Task prompt:
Your answer must consist of every line from the data below that includes the word "title".

Input records:
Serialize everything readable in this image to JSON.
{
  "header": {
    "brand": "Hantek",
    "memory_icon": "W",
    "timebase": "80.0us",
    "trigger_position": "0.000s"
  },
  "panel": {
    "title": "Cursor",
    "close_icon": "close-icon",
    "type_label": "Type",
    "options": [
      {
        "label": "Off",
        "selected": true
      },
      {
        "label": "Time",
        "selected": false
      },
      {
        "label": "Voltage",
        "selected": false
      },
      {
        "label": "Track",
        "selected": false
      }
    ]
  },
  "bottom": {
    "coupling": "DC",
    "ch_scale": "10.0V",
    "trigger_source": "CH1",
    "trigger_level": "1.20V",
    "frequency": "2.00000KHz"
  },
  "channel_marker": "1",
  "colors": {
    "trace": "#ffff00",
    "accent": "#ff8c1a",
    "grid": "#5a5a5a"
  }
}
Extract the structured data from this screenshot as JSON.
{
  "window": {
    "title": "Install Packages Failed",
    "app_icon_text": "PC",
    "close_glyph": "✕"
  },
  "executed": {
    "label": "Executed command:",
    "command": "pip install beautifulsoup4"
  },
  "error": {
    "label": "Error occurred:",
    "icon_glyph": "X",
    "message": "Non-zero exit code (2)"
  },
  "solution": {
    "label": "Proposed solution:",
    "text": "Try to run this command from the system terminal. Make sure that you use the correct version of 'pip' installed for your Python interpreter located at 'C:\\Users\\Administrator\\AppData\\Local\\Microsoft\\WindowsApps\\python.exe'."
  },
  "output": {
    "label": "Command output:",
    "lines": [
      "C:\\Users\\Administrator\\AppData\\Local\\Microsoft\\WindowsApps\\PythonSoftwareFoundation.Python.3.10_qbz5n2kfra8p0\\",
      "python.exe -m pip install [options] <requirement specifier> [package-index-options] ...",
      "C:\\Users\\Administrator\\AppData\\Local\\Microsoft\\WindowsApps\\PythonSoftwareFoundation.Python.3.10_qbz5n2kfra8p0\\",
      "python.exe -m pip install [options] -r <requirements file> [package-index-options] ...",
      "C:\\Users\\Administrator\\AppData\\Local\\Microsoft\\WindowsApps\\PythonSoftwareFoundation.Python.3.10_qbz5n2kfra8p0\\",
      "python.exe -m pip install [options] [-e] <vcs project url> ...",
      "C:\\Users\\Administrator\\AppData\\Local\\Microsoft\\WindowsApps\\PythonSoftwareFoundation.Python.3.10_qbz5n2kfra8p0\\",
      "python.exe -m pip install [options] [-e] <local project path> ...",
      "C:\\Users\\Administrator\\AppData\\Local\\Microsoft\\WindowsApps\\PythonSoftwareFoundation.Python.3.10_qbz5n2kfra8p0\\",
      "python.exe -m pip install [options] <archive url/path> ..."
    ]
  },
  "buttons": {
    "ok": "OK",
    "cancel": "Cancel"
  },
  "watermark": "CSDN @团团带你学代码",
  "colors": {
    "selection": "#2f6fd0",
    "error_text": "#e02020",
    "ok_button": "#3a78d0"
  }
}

Answer section:
    "title": "Cursor",
    "title": "Install Packages Failed",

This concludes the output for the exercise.